Here are some records; copy every line that holds the word "this".

_ _ _ _

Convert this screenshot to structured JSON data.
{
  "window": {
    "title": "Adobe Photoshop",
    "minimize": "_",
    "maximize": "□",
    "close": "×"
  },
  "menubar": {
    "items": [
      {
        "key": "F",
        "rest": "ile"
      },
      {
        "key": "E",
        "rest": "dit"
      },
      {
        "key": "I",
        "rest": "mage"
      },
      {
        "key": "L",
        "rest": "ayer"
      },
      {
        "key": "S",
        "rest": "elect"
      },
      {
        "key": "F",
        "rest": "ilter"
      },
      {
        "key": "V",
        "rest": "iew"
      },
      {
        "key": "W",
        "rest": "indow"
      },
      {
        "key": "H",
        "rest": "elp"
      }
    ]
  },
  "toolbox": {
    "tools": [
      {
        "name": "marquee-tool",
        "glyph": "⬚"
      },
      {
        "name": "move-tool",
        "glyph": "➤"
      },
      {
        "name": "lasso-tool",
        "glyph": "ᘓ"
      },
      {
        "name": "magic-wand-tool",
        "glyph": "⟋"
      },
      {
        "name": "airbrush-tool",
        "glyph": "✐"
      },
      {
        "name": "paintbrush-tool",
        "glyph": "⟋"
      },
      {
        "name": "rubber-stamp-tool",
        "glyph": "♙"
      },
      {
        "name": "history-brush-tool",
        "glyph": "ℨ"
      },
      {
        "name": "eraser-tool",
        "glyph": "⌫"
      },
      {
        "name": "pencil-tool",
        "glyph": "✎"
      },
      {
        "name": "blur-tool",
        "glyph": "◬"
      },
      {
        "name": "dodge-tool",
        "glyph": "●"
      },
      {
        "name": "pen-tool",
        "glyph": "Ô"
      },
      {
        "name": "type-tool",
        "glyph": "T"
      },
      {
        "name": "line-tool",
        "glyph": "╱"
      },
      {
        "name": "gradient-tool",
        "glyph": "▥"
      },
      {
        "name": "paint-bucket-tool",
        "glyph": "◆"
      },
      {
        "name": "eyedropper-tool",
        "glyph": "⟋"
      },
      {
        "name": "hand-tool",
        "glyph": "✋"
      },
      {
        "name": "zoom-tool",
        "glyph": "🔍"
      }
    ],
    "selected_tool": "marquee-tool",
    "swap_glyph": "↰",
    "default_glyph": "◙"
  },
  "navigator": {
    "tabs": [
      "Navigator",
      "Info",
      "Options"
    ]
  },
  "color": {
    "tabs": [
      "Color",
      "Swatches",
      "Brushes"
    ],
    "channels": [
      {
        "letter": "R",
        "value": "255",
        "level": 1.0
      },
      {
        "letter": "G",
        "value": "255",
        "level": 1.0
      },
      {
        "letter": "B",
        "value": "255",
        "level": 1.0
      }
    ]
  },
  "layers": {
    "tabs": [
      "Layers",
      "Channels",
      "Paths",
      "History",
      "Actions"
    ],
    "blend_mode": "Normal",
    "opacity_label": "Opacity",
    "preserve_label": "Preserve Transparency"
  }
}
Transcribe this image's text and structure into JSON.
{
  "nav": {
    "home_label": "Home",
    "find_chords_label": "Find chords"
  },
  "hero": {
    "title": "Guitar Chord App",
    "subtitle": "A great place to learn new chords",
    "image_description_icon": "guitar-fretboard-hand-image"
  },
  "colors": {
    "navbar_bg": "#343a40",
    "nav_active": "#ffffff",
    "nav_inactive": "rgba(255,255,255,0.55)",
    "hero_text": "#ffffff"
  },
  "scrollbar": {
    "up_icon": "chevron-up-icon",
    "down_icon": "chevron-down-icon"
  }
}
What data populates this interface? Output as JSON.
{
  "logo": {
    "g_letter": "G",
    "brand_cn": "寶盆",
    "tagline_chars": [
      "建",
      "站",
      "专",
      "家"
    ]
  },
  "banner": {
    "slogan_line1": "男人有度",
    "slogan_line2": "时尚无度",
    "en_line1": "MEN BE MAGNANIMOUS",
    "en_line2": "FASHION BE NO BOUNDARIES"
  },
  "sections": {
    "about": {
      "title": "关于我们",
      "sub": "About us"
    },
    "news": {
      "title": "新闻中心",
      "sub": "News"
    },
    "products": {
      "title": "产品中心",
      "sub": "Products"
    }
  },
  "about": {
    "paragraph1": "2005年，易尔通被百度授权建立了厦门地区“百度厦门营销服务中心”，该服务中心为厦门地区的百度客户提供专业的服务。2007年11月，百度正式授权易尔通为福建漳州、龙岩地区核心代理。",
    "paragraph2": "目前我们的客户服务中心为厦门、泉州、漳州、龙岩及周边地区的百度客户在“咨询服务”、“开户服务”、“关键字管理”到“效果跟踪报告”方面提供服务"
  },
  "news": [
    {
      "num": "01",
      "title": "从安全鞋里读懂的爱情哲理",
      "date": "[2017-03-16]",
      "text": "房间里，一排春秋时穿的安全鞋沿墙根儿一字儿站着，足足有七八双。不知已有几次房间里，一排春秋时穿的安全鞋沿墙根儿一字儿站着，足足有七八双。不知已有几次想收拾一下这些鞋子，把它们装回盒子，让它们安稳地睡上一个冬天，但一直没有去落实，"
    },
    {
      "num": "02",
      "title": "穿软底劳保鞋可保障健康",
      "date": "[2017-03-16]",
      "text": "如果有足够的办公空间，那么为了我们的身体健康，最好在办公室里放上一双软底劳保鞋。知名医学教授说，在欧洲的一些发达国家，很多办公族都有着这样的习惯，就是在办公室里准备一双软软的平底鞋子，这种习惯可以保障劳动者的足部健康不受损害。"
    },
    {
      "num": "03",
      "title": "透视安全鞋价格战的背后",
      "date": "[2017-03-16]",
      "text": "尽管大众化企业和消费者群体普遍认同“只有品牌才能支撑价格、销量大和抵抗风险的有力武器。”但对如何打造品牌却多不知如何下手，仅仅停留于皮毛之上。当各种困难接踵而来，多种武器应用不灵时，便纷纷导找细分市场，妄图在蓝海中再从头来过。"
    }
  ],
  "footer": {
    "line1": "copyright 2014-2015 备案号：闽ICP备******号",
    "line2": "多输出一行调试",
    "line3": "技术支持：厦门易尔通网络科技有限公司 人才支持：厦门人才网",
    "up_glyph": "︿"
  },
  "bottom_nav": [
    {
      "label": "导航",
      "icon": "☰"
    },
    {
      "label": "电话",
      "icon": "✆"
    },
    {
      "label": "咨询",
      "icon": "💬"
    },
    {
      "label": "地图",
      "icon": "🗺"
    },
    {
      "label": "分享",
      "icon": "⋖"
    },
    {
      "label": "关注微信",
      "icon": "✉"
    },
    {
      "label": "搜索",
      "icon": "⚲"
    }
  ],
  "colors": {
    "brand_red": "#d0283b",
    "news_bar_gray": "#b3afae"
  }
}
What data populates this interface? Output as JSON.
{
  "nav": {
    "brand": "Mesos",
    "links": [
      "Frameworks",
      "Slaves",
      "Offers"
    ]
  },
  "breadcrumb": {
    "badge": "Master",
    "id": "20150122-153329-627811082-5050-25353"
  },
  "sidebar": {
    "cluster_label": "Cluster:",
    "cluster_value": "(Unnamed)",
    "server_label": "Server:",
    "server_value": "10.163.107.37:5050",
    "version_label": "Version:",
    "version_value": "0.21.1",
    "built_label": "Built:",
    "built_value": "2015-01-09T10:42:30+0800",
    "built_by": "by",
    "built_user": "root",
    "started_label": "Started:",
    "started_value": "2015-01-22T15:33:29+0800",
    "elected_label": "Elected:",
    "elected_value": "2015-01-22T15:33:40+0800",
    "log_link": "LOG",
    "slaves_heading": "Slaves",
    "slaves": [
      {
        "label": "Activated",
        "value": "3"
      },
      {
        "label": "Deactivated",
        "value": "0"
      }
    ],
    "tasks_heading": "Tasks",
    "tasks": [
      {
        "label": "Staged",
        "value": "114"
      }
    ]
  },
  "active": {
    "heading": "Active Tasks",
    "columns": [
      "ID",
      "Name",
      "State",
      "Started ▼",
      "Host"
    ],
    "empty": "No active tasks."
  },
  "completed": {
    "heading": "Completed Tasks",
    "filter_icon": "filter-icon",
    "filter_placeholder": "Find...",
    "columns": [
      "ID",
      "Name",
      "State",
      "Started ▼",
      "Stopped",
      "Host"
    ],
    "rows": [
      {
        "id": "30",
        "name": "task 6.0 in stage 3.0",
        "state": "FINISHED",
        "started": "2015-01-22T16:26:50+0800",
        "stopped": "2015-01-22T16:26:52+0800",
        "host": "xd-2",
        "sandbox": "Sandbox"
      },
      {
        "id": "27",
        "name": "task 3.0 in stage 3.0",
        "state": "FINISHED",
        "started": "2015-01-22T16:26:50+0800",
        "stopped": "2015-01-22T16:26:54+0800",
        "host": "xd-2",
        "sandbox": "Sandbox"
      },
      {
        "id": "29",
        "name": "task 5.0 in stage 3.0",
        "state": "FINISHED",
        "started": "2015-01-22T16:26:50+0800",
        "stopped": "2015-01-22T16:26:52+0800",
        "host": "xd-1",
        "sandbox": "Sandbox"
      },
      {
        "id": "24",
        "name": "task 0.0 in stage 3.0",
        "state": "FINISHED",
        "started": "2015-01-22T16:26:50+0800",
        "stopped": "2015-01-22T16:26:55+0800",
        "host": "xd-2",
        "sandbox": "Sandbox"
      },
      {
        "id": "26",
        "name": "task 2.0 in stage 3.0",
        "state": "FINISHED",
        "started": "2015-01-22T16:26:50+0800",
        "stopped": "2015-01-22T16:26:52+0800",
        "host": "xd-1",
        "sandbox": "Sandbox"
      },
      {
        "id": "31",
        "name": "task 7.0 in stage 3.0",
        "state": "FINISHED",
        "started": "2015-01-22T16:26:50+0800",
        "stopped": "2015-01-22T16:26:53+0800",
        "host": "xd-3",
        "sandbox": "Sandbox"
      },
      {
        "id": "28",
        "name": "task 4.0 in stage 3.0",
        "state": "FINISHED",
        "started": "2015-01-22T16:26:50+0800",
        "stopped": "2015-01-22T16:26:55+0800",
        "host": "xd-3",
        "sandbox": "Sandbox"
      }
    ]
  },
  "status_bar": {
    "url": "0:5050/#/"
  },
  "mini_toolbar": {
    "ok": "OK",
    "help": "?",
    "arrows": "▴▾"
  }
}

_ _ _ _

__Your response__.
Convert this screenshot to structured JSON data.
Transcribe this image's text and structure into JSON.
What data populates this interface? Output as JSON.
What data populates this interface? Output as JSON.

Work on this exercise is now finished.